● EXERCISE AIM
The records that follow are to be repeated in full, with no pictures retained.

┏━━

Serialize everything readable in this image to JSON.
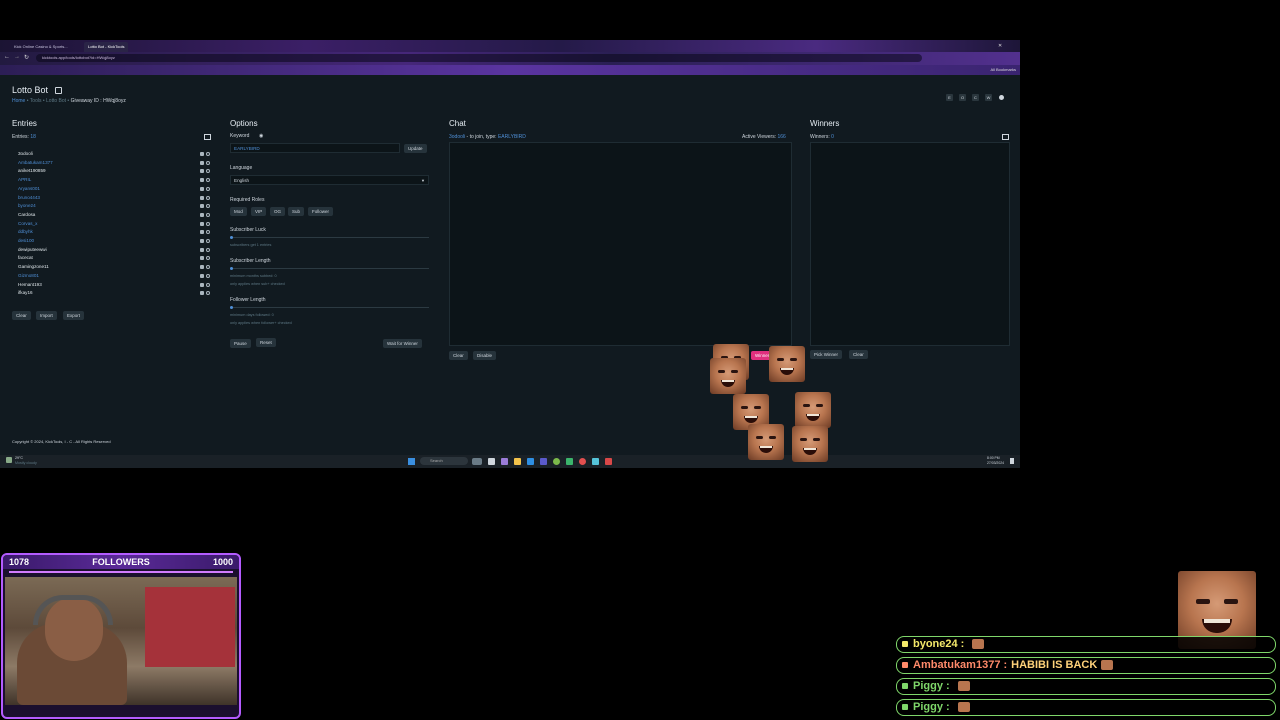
{
  "browser": {
    "tabs": [
      "Kick Online Casino & Sports...",
      "Lotto Bot - KickTools"
    ],
    "address": "kicktools.app/tools/lottobot?id=HWqj8oyz",
    "bookmarks_label": "All Bookmarks"
  },
  "app": {
    "title": "Lotto Bot",
    "breadcrumb": [
      "Home",
      "Tools",
      "Lotto Bot"
    ],
    "giveaway_label": "Giveaway ID :",
    "giveaway_id": "HWqj8oyz",
    "header_icons": [
      "E",
      "O",
      "C",
      "W"
    ]
  },
  "entries": {
    "heading": "Entries",
    "count_label": "Entries:",
    "count": "18",
    "items": [
      {
        "name": "3odooli",
        "color": "#dfe6ea"
      },
      {
        "name": "Ambatukam1377",
        "color": "#4f8fd6"
      },
      {
        "name": "aniket190859",
        "color": "#dfe6ea"
      },
      {
        "name": "APRIL",
        "color": "#4f8fd6"
      },
      {
        "name": "Aryans001",
        "color": "#4f8fd6"
      },
      {
        "name": "bruno4443",
        "color": "#4f8fd6"
      },
      {
        "name": "byone24",
        "color": "#4f8fd6"
      },
      {
        "name": "Cardosa",
        "color": "#dfe6ea"
      },
      {
        "name": "Corvas_x",
        "color": "#4f8fd6"
      },
      {
        "name": "ddbyhk",
        "color": "#4f8fd6"
      },
      {
        "name": "desi100",
        "color": "#4f8fd6"
      },
      {
        "name": "dewiputeewwi",
        "color": "#dfe6ea"
      },
      {
        "name": "facecat",
        "color": "#dfe6ea"
      },
      {
        "name": "Gamingzone11",
        "color": "#dfe6ea"
      },
      {
        "name": "Gizmo801",
        "color": "#4f8fd6"
      },
      {
        "name": "Hemant193",
        "color": "#dfe6ea"
      },
      {
        "name": "ifkay16",
        "color": "#dfe6ea"
      }
    ],
    "buttons": [
      "Clear",
      "Import",
      "Export"
    ]
  },
  "options": {
    "heading": "Options",
    "keyword_label": "Keyword",
    "keyword_value": "EARLYBIRD",
    "update_label": "Update",
    "language_label": "Language",
    "language_value": "English",
    "roles_label": "Required Roles",
    "roles": [
      "Mod",
      "VIP",
      "OG",
      "Sub",
      "Follower"
    ],
    "sub_luck_label": "Subscriber Luck",
    "sub_luck_hint": "subscribers get 1 entries",
    "sub_length_label": "Subscriber Length",
    "sub_length_hint1": "minimum months subbed: 0",
    "sub_length_hint2": "only applies when sub+ checked",
    "follower_length_label": "Follower Length",
    "follower_length_hint1": "minimum days followed: 0",
    "follower_length_hint2": "only applies when follower+ checked",
    "pause_label": "Pause",
    "reset_label": "Reset",
    "wait_label": "Wait for Winner"
  },
  "chat": {
    "heading": "Chat",
    "instruction_user": "3odooli",
    "instruction_mid": "- to join, type:",
    "instruction_keyword": "EARLYBIRD",
    "viewers_label": "Active Viewers:",
    "viewers_count": "166",
    "clear_label": "Clear",
    "disable_label": "Disable",
    "winner_chat_label": "Winner Chat"
  },
  "winners": {
    "heading": "Winners",
    "count_label": "Winners:",
    "count": "0",
    "pick_label": "Pick Winner",
    "clear_label": "Clear"
  },
  "footer": {
    "copyright": "Copyright © 2024, KickTools, I - C - All Rights Reserved"
  },
  "taskbar": {
    "weather_temp": "29°C",
    "weather_desc": "Mostly cloudy",
    "search": "Search",
    "time": "8:00 PM",
    "date": "27/03/2024"
  },
  "stream": {
    "followers_current": "1078",
    "followers_label": "FOLLOWERS",
    "followers_goal": "1000",
    "followers_progress": 1.0
  },
  "stream_chat": [
    {
      "user": "byone24 :",
      "message": "",
      "user_color": "#f4e96a"
    },
    {
      "user": "Ambatukam1377 :",
      "message": "HABIBI IS BACK",
      "user_color": "#ff8a6a"
    },
    {
      "user": "Piggy :",
      "message": "",
      "user_color": "#7fd66a"
    },
    {
      "user": "Piggy :",
      "message": "",
      "user_color": "#7fd66a"
    }
  ]
}
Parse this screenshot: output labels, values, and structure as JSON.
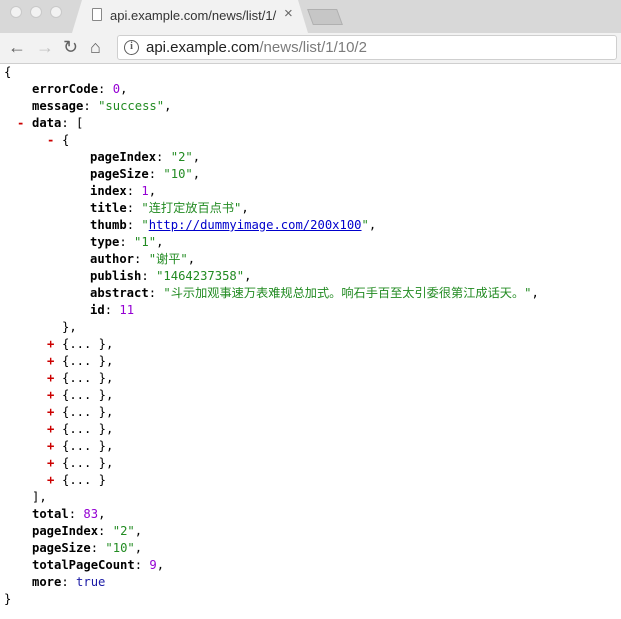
{
  "tab": {
    "title": "api.example.com/news/list/1/",
    "close_glyph": "×"
  },
  "address_bar": {
    "host": "api.example.com",
    "path": "/news/list/1/10/2"
  },
  "json": {
    "errorCode_key": "errorCode",
    "errorCode_val": "0",
    "message_key": "message",
    "message_val": "\"success\"",
    "data_key": "data",
    "item": {
      "pageIndex_key": "pageIndex",
      "pageIndex_val": "\"2\"",
      "pageSize_key": "pageSize",
      "pageSize_val": "\"10\"",
      "index_key": "index",
      "index_val": "1",
      "title_key": "title",
      "title_val": "\"连打定放百点书\"",
      "thumb_key": "thumb",
      "thumb_url": "http://dummyimage.com/200x100",
      "type_key": "type",
      "type_val": "\"1\"",
      "author_key": "author",
      "author_val": "\"谢平\"",
      "publish_key": "publish",
      "publish_val": "\"1464237358\"",
      "abstract_key": "abstract",
      "abstract_val": "\"斗示加观事速万表难规总加式。响石手百至太引委很第江成话天。\"",
      "id_key": "id",
      "id_val": "11"
    },
    "collapsed_item": "{... },",
    "collapsed_last": "{... }",
    "total_key": "total",
    "total_val": "83",
    "pageIndex_key": "pageIndex",
    "pageIndex_val": "\"2\"",
    "pageSize_key": "pageSize",
    "pageSize_val": "\"10\"",
    "totalPageCount_key": "totalPageCount",
    "totalPageCount_val": "9",
    "more_key": "more",
    "more_val": "true"
  }
}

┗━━

● FINISHED TASK
Serialize everything readable in this image to JSON.
{
  "browser": {
    "tabs": [
      "Kick Online Casino & Sports...",
      "Lotto Bot - KickTools"
    ],
    "address": "kicktools.app/tools/lottobot?id=HWqj8oyz",
    "bookmarks_label": "All Bookmarks"
  },
  "app": {
    "title": "Lotto Bot",
    "breadcrumb": [
      "Home",
      "Tools",
      "Lotto Bot"
    ],
    "giveaway_label": "Giveaway ID :",
    "giveaway_id": "HWqj8oyz",
    "header_icons": [
      "E",
      "O",
      "C",
      "W"
    ]
  },
  "entries": {
    "heading": "Entries",
    "count_label": "Entries:",
    "count": "18",
    "items": [
      {
        "name": "3odooli",
        "color": "#dfe6ea"
      },
      {
        "name": "Ambatukam1377",
        "color": "#4f8fd6"
      },
      {
        "name": "aniket190859",
        "color": "#dfe6ea"
      },
      {
        "name": "APRIL",
        "color": "#4f8fd6"
      },
      {
        "name": "Aryans001",
        "color": "#4f8fd6"
      },
      {
        "name": "bruno4443",
        "color": "#4f8fd6"
      },
      {
        "name": "byone24",
        "color": "#4f8fd6"
      },
      {
        "name": "Cardosa",
        "color": "#dfe6ea"
      },
      {
        "name": "Corvas_x",
        "color": "#4f8fd6"
      },
      {
        "name": "ddbyhk",
        "color": "#4f8fd6"
      },
      {
        "name": "desi100",
        "color": "#4f8fd6"
      },
      {
        "name": "dewiputeewwi",
        "color": "#dfe6ea"
      },
      {
        "name": "facecat",
        "color": "#dfe6ea"
      },
      {
        "name": "Gamingzone11",
        "color": "#dfe6ea"
      },
      {
        "name": "Gizmo801",
        "color": "#4f8fd6"
      },
      {
        "name": "Hemant193",
        "color": "#dfe6ea"
      },
      {
        "name": "ifkay16",
        "color": "#dfe6ea"
      }
    ],
    "buttons": [
      "Clear",
      "Import",
      "Export"
    ]
  },
  "options": {
    "heading": "Options",
    "keyword_label": "Keyword",
    "keyword_value": "EARLYBIRD",
    "update_label": "Update",
    "language_label": "Language",
    "language_value": "English",
    "roles_label": "Required Roles",
    "roles": [
      "Mod",
      "VIP",
      "OG",
      "Sub",
      "Follower"
    ],
    "sub_luck_label": "Subscriber Luck",
    "sub_luck_hint": "subscribers get 1 entries",
    "sub_length_label": "Subscriber Length",
    "sub_length_hint1": "minimum months subbed: 0",
    "sub_length_hint2": "only applies when sub+ checked",
    "follower_length_label": "Follower Length",
    "follower_length_hint1": "minimum days followed: 0",
    "follower_length_hint2": "only applies when follower+ checked",
    "pause_label": "Pause",
    "reset_label": "Reset",
    "wait_label": "Wait for Winner"
  },
  "chat": {
    "heading": "Chat",
    "instruction_user": "3odooli",
    "instruction_mid": "- to join, type:",
    "instruction_keyword": "EARLYBIRD",
    "viewers_label": "Active Viewers:",
    "viewers_count": "166",
    "clear_label": "Clear",
    "disable_label": "Disable",
    "winner_chat_label": "Winner Chat"
  },
  "winners": {
    "heading": "Winners",
    "count_label": "Winners:",
    "count": "0",
    "pick_label": "Pick Winner",
    "clear_label": "Clear"
  },
  "footer": {
    "copyright": "Copyright © 2024, KickTools, I - C - All Rights Reserved"
  },
  "taskbar": {
    "weather_temp": "29°C",
    "weather_desc": "Mostly cloudy",
    "search": "Search",
    "time": "8:00 PM",
    "date": "27/03/2024"
  },
  "stream": {
    "followers_current": "1078",
    "followers_label": "FOLLOWERS",
    "followers_goal": "1000",
    "followers_progress": 1.0
  },
  "stream_chat": [
    {
      "user": "byone24 :",
      "message": "",
      "user_color": "#f4e96a"
    },
    {
      "user": "Ambatukam1377 :",
      "message": "HABIBI IS BACK",
      "user_color": "#ff8a6a"
    },
    {
      "user": "Piggy :",
      "message": "",
      "user_color": "#7fd66a"
    },
    {
      "user": "Piggy :",
      "message": "",
      "user_color": "#7fd66a"
    }
  ]
}
Parse this screenshot: output labels, values, and structure as JSON.
{
  "tab": {
    "title": "api.example.com/news/list/1/",
    "close_glyph": "×"
  },
  "address_bar": {
    "host": "api.example.com",
    "path": "/news/list/1/10/2"
  },
  "json": {
    "errorCode_key": "errorCode",
    "errorCode_val": "0",
    "message_key": "message",
    "message_val": "\"success\"",
    "data_key": "data",
    "item": {
      "pageIndex_key": "pageIndex",
      "pageIndex_val": "\"2\"",
      "pageSize_key": "pageSize",
      "pageSize_val": "\"10\"",
      "index_key": "index",
      "index_val": "1",
      "title_key": "title",
      "title_val": "\"连打定放百点书\"",
      "thumb_key": "thumb",
      "thumb_url": "http://dummyimage.com/200x100",
      "type_key": "type",
      "type_val": "\"1\"",
      "author_key": "author",
      "author_val": "\"谢平\"",
      "publish_key": "publish",
      "publish_val": "\"1464237358\"",
      "abstract_key": "abstract",
      "abstract_val": "\"斗示加观事速万表难规总加式。响石手百至太引委很第江成话天。\"",
      "id_key": "id",
      "id_val": "11"
    },
    "collapsed_item": "{... },",
    "collapsed_last": "{... }",
    "total_key": "total",
    "total_val": "83",
    "pageIndex_key": "pageIndex",
    "pageIndex_val": "\"2\"",
    "pageSize_key": "pageSize",
    "pageSize_val": "\"10\"",
    "totalPageCount_key": "totalPageCount",
    "totalPageCount_val": "9",
    "more_key": "more",
    "more_val": "true"
  }
}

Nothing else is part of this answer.